The grumpy old troll did his level best to ignore the strange interloper, which proved difficult to do as the princess had her own mind about how things should be.  She strung lights in the cave to brighten it.  She decorated the cave with vibrant colors and glitter.  She loved glitter as any princess should.  She fussed about the troll like a gadfly—organizing his area even labeling his tools—ignoring his half-hearted attempts to swat at her.  And despite himself the troll learned to smile.

In King’s War

Before the troll knew it, the princess had drawn him out of his cave, into her world of blue skies, surrounded by the beauty of the forest with begrudging effort, the troll learned to see the world through her eyes.  She helped him remember  the joy and terror of chasing after one’s dream with the boldness that comes with youth.  Though they squabbled often, they realized they had become brother and sister, family they had chosen.  And the troll waited by her side until her prince finally arrived and she was off to her next adventure.  But the troll never looked at his cave the same way.

And he never swept away the glitter.

Personalized autographs can be a lot of work.  I hope everyone doesn’t expect me to put in this much effort.  At some point, I should probably worry more about my signature and identity theft, but if someone wants to steal my history of bad credit, more power to them.

Break Glass in Case of Emergency III

It’s been a while since I’ve done a Break Glass in Case of Emergency post, you know, my version of “stones of remembrance” to remind me of truths for those dark times when I get all lost and tangled up.  Well this time the reminder came from my youngest son.  Besides him informing me that I’m “as gangsta as My Little Pony”, for Easter, he wrote me this note*:

Dear Dad,

Do you know who loves you?  If you guessed mom, you are right.  If you guessed Reese, you are right.  If you guessed your son Malcolm, you are right.

I love you so much because I know you love me, too.  You know become I come into your room and hug you and talk to you.  That’s how you know I love you.  I know you love me because you always hug and kiss me every time you go somewhere.

I hope you know that the rest of your family loves you, too.  And your beloved wife loves you a loooooooooot.

So you will have a good Easter with part of you r family and we all love you a lot.  We can’t ever tell you how much.  Happy Easter, Dad.

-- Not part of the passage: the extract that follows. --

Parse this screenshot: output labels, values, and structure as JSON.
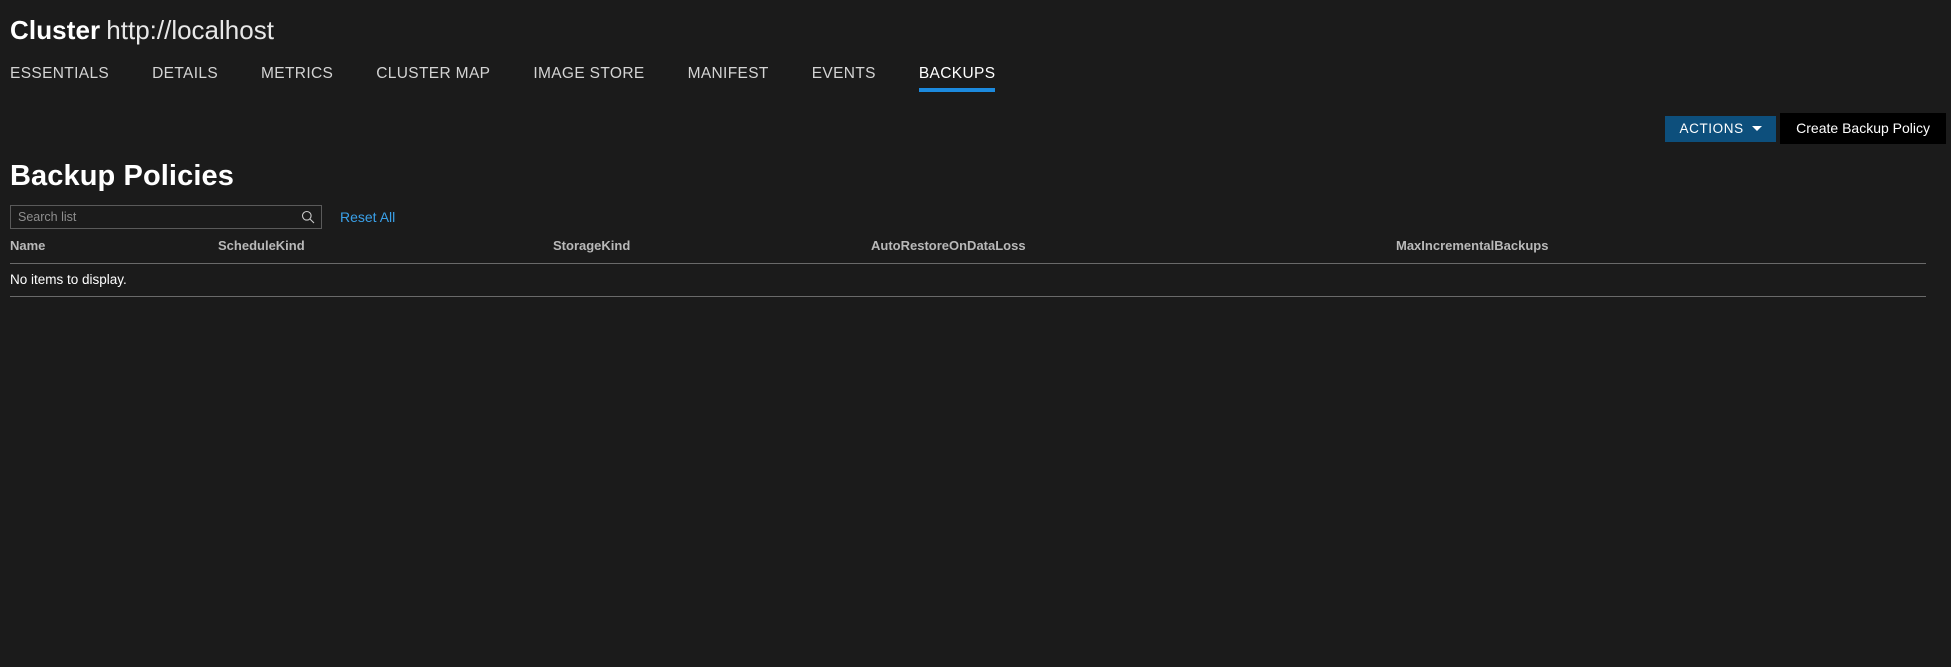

Love Malcolm.

Personally, I love his use of the word “beloved”.

*Because my sons spend way too much time around Alethea Kontis, the page is outlined with Xs and Os.